4. A social welfare organization in California invites a member of Congress from Kentucky to speak at the organization’s Constitution Day event on September 17. The member has a reputation as an expert on the Constitution, having written books and articles on the topic. He has no major party opposition on the Kentucky ballot or any third-party or independent opposition with any chance of winning (which is why he is willing to spend time in California, instead of campaigning in Kentucky). In no way can this be considered as an attempt to reelect the Congressman, yet the regulations would require this to be counted as “candidate-related political activity”.

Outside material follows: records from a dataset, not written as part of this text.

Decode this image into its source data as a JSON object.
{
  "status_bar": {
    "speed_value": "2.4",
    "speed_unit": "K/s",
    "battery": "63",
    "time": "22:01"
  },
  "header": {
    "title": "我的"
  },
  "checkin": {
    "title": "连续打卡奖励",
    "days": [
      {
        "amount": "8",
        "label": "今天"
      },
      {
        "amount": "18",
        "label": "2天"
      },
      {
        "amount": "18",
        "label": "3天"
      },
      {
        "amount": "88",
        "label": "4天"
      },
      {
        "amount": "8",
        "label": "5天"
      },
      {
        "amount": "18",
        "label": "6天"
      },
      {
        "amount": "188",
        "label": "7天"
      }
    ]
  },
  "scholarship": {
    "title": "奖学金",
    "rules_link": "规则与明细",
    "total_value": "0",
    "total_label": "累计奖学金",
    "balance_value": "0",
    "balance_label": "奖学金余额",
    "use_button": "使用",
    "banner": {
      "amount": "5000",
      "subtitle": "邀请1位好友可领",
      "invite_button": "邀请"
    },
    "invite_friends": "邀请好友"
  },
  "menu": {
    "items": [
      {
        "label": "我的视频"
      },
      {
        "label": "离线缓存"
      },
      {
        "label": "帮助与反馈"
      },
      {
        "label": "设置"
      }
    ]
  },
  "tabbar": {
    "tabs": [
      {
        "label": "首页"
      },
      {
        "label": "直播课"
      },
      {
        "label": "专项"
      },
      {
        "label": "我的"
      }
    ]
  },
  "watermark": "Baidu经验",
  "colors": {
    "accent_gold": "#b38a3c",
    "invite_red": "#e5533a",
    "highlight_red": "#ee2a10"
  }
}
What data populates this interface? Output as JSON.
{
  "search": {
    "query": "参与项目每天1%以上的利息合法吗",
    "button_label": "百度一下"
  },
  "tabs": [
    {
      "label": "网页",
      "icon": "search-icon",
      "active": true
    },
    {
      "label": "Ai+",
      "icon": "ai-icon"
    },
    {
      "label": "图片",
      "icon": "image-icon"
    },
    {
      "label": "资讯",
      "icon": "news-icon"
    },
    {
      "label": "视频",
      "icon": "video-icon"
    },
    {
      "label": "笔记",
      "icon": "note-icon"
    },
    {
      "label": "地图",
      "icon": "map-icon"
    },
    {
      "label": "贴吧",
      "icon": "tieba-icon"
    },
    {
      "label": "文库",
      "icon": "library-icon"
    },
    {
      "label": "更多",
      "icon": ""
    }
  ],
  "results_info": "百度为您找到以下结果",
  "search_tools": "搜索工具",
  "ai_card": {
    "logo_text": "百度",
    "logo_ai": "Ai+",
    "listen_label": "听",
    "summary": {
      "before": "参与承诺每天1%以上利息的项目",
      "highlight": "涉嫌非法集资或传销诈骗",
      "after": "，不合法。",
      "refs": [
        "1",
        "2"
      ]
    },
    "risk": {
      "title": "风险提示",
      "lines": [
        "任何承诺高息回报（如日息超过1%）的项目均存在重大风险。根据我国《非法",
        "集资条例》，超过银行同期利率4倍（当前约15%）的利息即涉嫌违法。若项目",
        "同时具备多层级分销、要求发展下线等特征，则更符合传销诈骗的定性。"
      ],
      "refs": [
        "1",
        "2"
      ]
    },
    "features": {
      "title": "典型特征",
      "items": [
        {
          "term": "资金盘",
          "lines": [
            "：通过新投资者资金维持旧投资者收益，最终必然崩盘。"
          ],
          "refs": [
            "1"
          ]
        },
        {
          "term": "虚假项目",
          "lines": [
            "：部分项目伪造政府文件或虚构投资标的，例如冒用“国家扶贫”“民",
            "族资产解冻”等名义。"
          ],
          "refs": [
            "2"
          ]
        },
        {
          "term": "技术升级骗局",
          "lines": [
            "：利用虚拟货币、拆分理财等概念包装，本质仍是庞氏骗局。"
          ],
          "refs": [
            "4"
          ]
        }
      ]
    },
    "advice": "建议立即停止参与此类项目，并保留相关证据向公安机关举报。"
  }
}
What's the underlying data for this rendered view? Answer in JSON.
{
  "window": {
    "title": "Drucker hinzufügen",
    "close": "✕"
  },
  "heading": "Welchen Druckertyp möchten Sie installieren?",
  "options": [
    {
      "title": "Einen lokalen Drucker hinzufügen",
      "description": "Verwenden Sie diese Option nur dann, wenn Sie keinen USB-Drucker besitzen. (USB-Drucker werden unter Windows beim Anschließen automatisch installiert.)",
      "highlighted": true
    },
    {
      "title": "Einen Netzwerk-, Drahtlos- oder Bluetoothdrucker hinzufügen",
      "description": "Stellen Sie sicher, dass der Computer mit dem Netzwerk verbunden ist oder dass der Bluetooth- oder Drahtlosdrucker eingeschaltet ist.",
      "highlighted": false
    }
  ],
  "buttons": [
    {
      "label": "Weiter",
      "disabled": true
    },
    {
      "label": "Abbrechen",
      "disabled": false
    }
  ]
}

5. Social welfare organization A makes a donation to social welfare organization B, but only after obtaining a letter from organization B clearly stating that organization B does not carry out any “candidate –related” activity. Organization B holds a series of conferences on education reform, and invites Professor X, who has written extensively on the subject, to speak at its March conference. Unknown to organization B, Professor X is running unopposed for town council in May. Organization B is now unequivocally guilty of making a fraudulent representation in its letter to organization A, yet the facts clearly show that it had no intent of helping Professor X’s campaign, and inviting him had no effect on his chance of election.
Examples such as these show why the IRS should accept the necessity of examining the facts and circumstances of each case. The Constitution does not guarantee that government employees will have an easy job. It does guarantee freedom of speech, freedom of the press, and freedom of petition.

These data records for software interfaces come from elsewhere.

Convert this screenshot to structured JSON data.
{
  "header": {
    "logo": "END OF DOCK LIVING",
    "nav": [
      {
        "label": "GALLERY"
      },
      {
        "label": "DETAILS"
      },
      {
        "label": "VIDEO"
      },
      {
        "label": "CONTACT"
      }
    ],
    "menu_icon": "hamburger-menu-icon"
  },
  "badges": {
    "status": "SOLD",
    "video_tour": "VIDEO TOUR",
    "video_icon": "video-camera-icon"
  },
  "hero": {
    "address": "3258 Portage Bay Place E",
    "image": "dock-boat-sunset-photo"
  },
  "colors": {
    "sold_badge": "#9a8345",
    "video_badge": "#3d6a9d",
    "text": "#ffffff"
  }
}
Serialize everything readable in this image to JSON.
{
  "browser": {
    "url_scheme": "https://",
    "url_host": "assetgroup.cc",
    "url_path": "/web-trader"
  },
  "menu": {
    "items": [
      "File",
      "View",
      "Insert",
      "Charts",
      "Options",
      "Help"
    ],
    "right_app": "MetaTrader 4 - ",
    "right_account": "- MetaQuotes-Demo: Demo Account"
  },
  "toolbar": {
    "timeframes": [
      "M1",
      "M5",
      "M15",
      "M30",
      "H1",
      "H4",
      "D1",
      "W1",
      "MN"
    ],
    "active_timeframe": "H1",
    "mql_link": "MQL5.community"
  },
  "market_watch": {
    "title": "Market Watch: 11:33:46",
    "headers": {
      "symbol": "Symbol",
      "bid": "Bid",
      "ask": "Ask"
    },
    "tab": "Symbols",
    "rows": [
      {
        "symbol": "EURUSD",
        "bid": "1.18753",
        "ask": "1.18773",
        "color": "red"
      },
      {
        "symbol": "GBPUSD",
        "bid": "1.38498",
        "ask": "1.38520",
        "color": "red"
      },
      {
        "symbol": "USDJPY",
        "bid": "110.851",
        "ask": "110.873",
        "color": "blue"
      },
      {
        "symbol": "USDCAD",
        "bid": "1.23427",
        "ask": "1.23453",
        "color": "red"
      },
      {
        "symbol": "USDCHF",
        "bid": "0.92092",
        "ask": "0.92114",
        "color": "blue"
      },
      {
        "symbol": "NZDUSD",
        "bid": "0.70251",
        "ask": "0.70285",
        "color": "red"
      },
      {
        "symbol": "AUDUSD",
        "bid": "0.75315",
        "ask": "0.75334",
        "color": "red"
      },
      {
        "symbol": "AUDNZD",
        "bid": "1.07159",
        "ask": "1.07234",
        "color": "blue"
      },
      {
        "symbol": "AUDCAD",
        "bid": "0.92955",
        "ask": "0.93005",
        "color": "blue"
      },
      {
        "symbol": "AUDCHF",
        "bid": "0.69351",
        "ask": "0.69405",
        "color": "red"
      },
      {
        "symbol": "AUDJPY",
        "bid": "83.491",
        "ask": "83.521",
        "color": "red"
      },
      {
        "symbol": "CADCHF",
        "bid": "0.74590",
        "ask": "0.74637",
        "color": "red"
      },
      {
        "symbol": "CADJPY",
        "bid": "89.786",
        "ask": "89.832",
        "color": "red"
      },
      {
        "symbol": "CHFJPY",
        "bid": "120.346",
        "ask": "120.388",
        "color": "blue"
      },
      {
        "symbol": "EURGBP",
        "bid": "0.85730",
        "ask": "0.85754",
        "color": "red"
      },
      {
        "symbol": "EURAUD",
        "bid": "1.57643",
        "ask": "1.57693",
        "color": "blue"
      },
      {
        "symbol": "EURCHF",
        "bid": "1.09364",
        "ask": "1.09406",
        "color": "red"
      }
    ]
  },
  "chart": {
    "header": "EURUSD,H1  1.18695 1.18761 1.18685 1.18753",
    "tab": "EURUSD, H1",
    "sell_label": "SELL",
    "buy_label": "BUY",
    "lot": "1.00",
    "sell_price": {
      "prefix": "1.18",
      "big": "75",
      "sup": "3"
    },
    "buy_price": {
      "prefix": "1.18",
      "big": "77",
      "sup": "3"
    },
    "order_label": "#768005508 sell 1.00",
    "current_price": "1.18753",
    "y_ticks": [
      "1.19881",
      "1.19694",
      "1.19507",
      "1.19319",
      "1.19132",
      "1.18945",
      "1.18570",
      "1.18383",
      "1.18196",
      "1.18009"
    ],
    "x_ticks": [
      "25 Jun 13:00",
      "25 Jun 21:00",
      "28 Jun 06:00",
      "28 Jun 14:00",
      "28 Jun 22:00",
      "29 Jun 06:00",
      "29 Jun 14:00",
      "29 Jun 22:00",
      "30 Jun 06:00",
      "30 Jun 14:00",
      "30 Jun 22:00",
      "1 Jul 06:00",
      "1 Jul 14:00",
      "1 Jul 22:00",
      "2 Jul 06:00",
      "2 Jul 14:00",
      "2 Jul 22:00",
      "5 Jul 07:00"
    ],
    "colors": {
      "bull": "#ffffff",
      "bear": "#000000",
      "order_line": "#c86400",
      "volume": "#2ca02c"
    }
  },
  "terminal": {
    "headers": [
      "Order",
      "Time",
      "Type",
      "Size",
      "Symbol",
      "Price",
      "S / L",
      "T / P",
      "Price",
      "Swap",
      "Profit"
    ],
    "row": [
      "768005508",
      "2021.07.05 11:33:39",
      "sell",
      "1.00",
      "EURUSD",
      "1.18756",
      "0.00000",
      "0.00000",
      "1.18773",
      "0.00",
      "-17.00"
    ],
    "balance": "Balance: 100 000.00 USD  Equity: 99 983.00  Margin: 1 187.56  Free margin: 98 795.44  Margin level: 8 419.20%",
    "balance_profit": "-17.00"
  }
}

One possible alternative would be for the IRS to establish safe-harbor rules that would clearly protect most advocacy activity, and limit the number of cases which would require an examination of facts and circumstances. The safe harbor should protect organizations that have a history, prior to the period immediately before an election, of advocacy on an issue. It should exempt any communication which specifically calls for support or opposition to specific legislation or potential legislation which is being discussed by elected officials or the news media, even if not yet introduced. Inviting a candidate to speak outside the boundaries of his election district should be exempted. Communications aimed at a national audience, rather than narrowly targeted to a state or district, should never be considered “candidate-related” if the candidate mentioned is not running for a national office (i.e. president or vice president).
Given the grave threat posed by these regulations to First Amendment freedoms, the IRS should convene a formal hearing at which all concerns (only a few of which have been touched on here) are given a public forum.